When Zoning Laws Prevent the Building of Shuls
As the Orthodox Jewish population grows and expands to different neighborhoods, it frequently finds itself in need of shuls being built. Sometimes, existing zoning laws make it difficult to do so. In 2005, Congress passed the Religious Land Use and Institutionalized Persons Act (RLUIPA) to address precisely this issue.
As the issue becomes increasingly important for communities like ours, the United States Justice Department has undertaken a campaign to educate the public about the nuances of the law.
Fulfilling a promise made by Attorney General Jeff Sessions on June 13th, the first community outreach event designed to promote RLUIPA awareness was held in New Jersey, drawing several dozen community and faith leaders, advocacy groups, members of the legal profession and Department of Justice representatives.
The June 25th gathering at Seton Hall University in Newark was the first to be held under the Place to Worship Initiative announced earlier this month to protect the constitutionally guaranteed right to worship and was designed to educate municipal officials and religious groups about RLUIPA, while also offering training and resources to federal prosecutors.
The outreach event was extremely productive, said Rabbi Avi Schnall, New Jersey director of Agudath Israel of America, who noted that the Agudah was instrumental in the creation of the original RLUIPA legislation, which was unanimously passed in 2000 by Congress.

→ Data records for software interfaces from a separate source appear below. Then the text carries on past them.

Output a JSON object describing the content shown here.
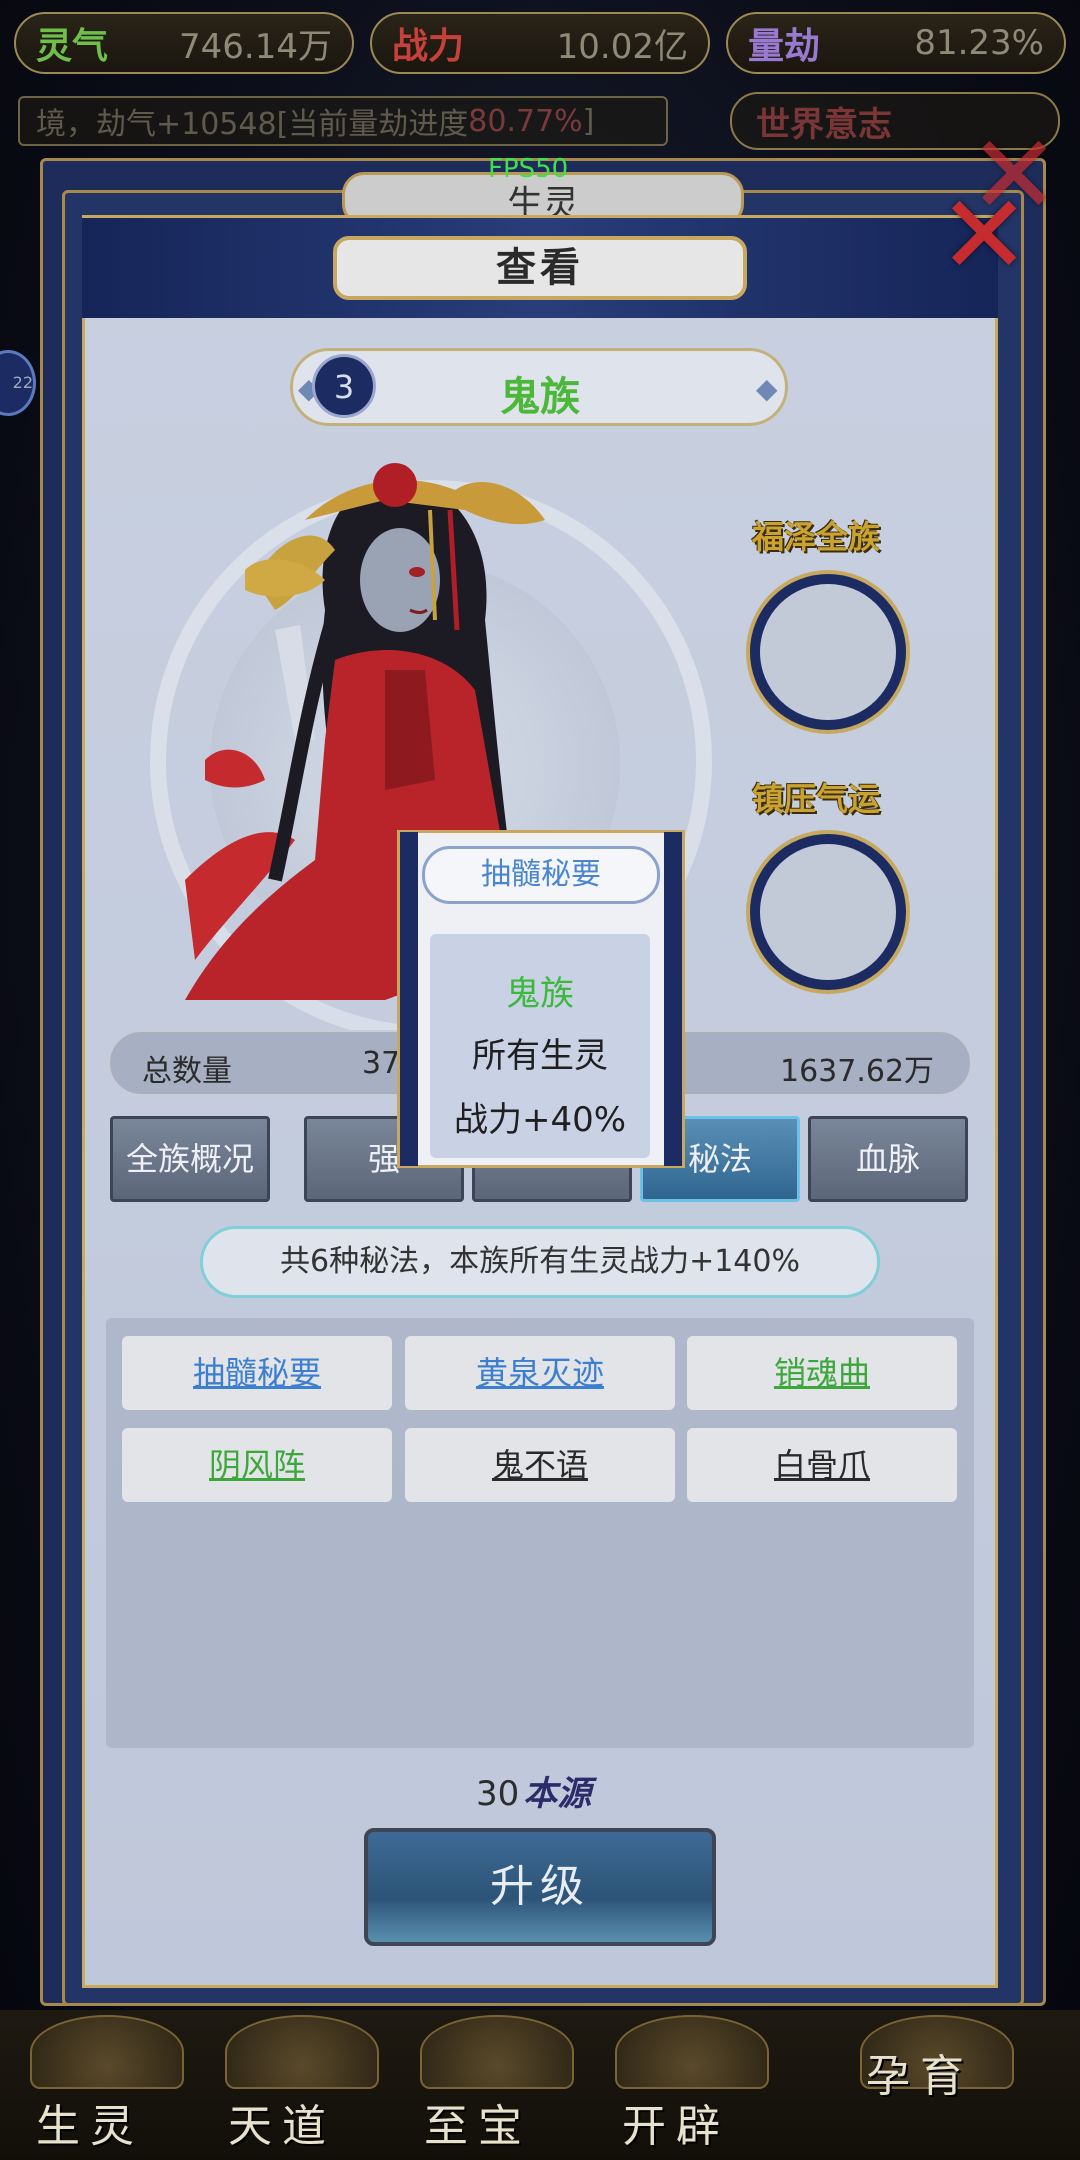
{
  "resources": [
    {
      "label": "灵气",
      "value": "746.14万",
      "color": "#6fbf4a"
    },
    {
      "label": "战力",
      "value": "10.02亿",
      "color": "#c8403a"
    },
    {
      "label": "量劫",
      "value": "81.23%",
      "color": "#9a7ad0"
    }
  ],
  "info_line": {
    "prefix": "境，劫气+10548[当前量劫进度",
    "highlight": "80.77%",
    "suffix": "]"
  },
  "world_will": "世界意志",
  "fps": "FPS50",
  "behind_tab": "生灵",
  "left_badge": "22",
  "panel_title": "查看",
  "race": {
    "number": "3",
    "name": "鬼族"
  },
  "slots": [
    {
      "title": "福泽全族"
    },
    {
      "title": "镇压气运"
    }
  ],
  "stats": {
    "label": "总数量",
    "value_partial": "37",
    "power": "1637.62万"
  },
  "subtabs": [
    "全族概况",
    "强",
    "",
    "秘法",
    "血脉"
  ],
  "summary": "共6种秘法，本族所有生灵战力+140%",
  "skills": [
    {
      "name": "抽髓秘要",
      "color": "#3c7fd0"
    },
    {
      "name": "黄泉灭迹",
      "color": "#3c7fd0"
    },
    {
      "name": "销魂曲",
      "color": "#3ca83c"
    },
    {
      "name": "阴风阵",
      "color": "#3ca83c"
    },
    {
      "name": "鬼不语",
      "color": "#2a2a2a"
    },
    {
      "name": "白骨爪",
      "color": "#2a2a2a"
    }
  ],
  "cost": {
    "amount": "30",
    "unit": "本源"
  },
  "upgrade_label": "升级",
  "popup": {
    "title": "抽髓秘要",
    "race": "鬼族",
    "line1": "所有生灵",
    "line2": "战力+40%"
  },
  "bottom_nav": [
    "生灵",
    "天道",
    "至宝",
    "开辟",
    "孕育"
  ]
}
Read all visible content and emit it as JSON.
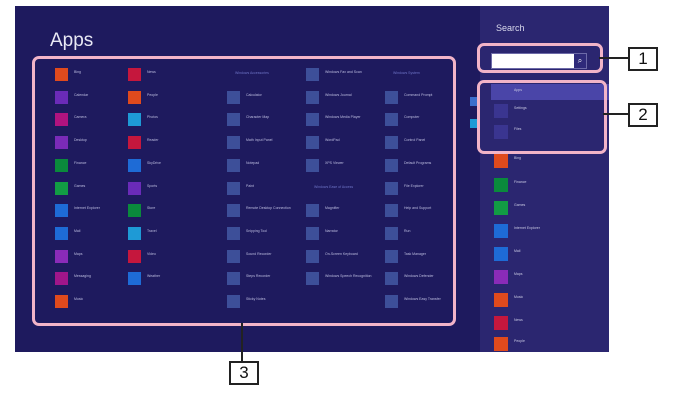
{
  "screen": {
    "title": "Apps",
    "search_pane": {
      "title": "Search",
      "search_value": "",
      "search_button_icon": "search-icon",
      "items": [
        {
          "label": "Apps",
          "icon": "apps-icon",
          "color": "#4a45a8",
          "selected": true
        },
        {
          "label": "Settings",
          "icon": "gear-icon",
          "color": "#3a3590"
        },
        {
          "label": "Files",
          "icon": "file-icon",
          "color": "#3a3590"
        },
        {
          "label": "Bing",
          "icon": "bing-icon",
          "color": "#e04a1d"
        },
        {
          "label": "Finance",
          "icon": "finance-icon",
          "color": "#0a8a3c"
        },
        {
          "label": "Games",
          "icon": "games-icon",
          "color": "#129c44"
        },
        {
          "label": "Internet Explorer",
          "icon": "ie-icon",
          "color": "#1e6bd6"
        },
        {
          "label": "Mail",
          "icon": "mail-icon",
          "color": "#1e6bd6"
        },
        {
          "label": "Maps",
          "icon": "maps-icon",
          "color": "#8a2bb8"
        },
        {
          "label": "Music",
          "icon": "music-icon",
          "color": "#e04a1d"
        },
        {
          "label": "News",
          "icon": "news-icon",
          "color": "#c5173d"
        },
        {
          "label": "People",
          "icon": "people-icon",
          "color": "#e04a1d"
        }
      ]
    },
    "groups": [
      {
        "header": "",
        "items": [
          {
            "label": "Bing",
            "color": "#e04a1d"
          },
          {
            "label": "Calendar",
            "color": "#6a2bb8"
          },
          {
            "label": "Camera",
            "color": "#b0137f"
          },
          {
            "label": "Desktop",
            "color": "#7a2bb8"
          },
          {
            "label": "Finance",
            "color": "#0a8a3c"
          },
          {
            "label": "Games",
            "color": "#129c44"
          },
          {
            "label": "Internet Explorer",
            "color": "#1e6bd6"
          },
          {
            "label": "Mail",
            "color": "#1e6bd6"
          },
          {
            "label": "Maps",
            "color": "#8a2bb8"
          },
          {
            "label": "Messaging",
            "color": "#a0168a"
          },
          {
            "label": "Music",
            "color": "#e04a1d"
          }
        ]
      },
      {
        "header": "",
        "items": [
          {
            "label": "News",
            "color": "#c5173d"
          },
          {
            "label": "People",
            "color": "#e04a1d"
          },
          {
            "label": "Photos",
            "color": "#1e9ad6"
          },
          {
            "label": "Reader",
            "color": "#c5173d"
          },
          {
            "label": "SkyDrive",
            "color": "#1e6bd6"
          },
          {
            "label": "Sports",
            "color": "#6a2bb8"
          },
          {
            "label": "Store",
            "color": "#0a8a3c"
          },
          {
            "label": "Travel",
            "color": "#1e9ad6"
          },
          {
            "label": "Video",
            "color": "#c5173d"
          },
          {
            "label": "Weather",
            "color": "#1e6bd6"
          }
        ]
      },
      {
        "header": "Windows Accessories",
        "items": [
          {
            "label": "Calculator",
            "color": "#3d4f99"
          },
          {
            "label": "Character Map",
            "color": "#3d4f99"
          },
          {
            "label": "Math Input Panel",
            "color": "#3d4f99"
          },
          {
            "label": "Notepad",
            "color": "#3d4f99"
          },
          {
            "label": "Paint",
            "color": "#3d4f99"
          },
          {
            "label": "Remote Desktop Connection",
            "color": "#3d4f99"
          },
          {
            "label": "Snipping Tool",
            "color": "#3d4f99"
          },
          {
            "label": "Sound Recorder",
            "color": "#3d4f99"
          },
          {
            "label": "Steps Recorder",
            "color": "#3d4f99"
          },
          {
            "label": "Sticky Notes",
            "color": "#3d4f99"
          }
        ]
      },
      {
        "header": "Windows Ease of Access",
        "items": [
          {
            "label": "Windows Fax and Scan",
            "color": "#3d4f99"
          },
          {
            "label": "Windows Journal",
            "color": "#3d4f99"
          },
          {
            "label": "Windows Media Player",
            "color": "#3d4f99"
          },
          {
            "label": "WordPad",
            "color": "#3d4f99"
          },
          {
            "label": "XPS Viewer",
            "color": "#3d4f99"
          },
          {
            "label": "Magnifier",
            "color": "#3d4f99"
          },
          {
            "label": "Narrator",
            "color": "#3d4f99"
          },
          {
            "label": "On-Screen Keyboard",
            "color": "#3d4f99"
          },
          {
            "label": "Windows Speech Recognition",
            "color": "#3d4f99"
          }
        ]
      },
      {
        "header": "Windows System",
        "items": [
          {
            "label": "Command Prompt",
            "color": "#3d4f99"
          },
          {
            "label": "Computer",
            "color": "#3d4f99"
          },
          {
            "label": "Control Panel",
            "color": "#3d4f99"
          },
          {
            "label": "Default Programs",
            "color": "#3d4f99"
          },
          {
            "label": "File Explorer",
            "color": "#3d4f99"
          },
          {
            "label": "Help and Support",
            "color": "#3d4f99"
          },
          {
            "label": "Run",
            "color": "#3d4f99"
          },
          {
            "label": "Task Manager",
            "color": "#3d4f99"
          },
          {
            "label": "Windows Defender",
            "color": "#3d4f99"
          },
          {
            "label": "Windows Easy Transfer",
            "color": "#3d4f99"
          }
        ]
      }
    ]
  },
  "callouts": [
    {
      "number": "1",
      "target": "search box"
    },
    {
      "number": "2",
      "target": "search categories"
    },
    {
      "number": "3",
      "target": "apps list"
    }
  ],
  "colors": {
    "screen_bg": "#1e1a5e",
    "pane_bg": "#2b2670",
    "callout_outline": "#f2b4c8"
  }
}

In the recent past, RLUIPA, which helps safeguard religious institutions from discriminatory zoning regulations, has made headlines multiple times, particularly in the Garden State which has seen a higher than average number of cases.
“New Jersey has been a hotbed of activity for RLUIPA, having seen cases in Mahwah, Jackson, Toms River, Clifton and, most recently, Woodcliff Lake,” said Rabbi Schnall. “The Agudah is grateful to the Trump administration and the Department of Justice for its strong support of religious freedom.”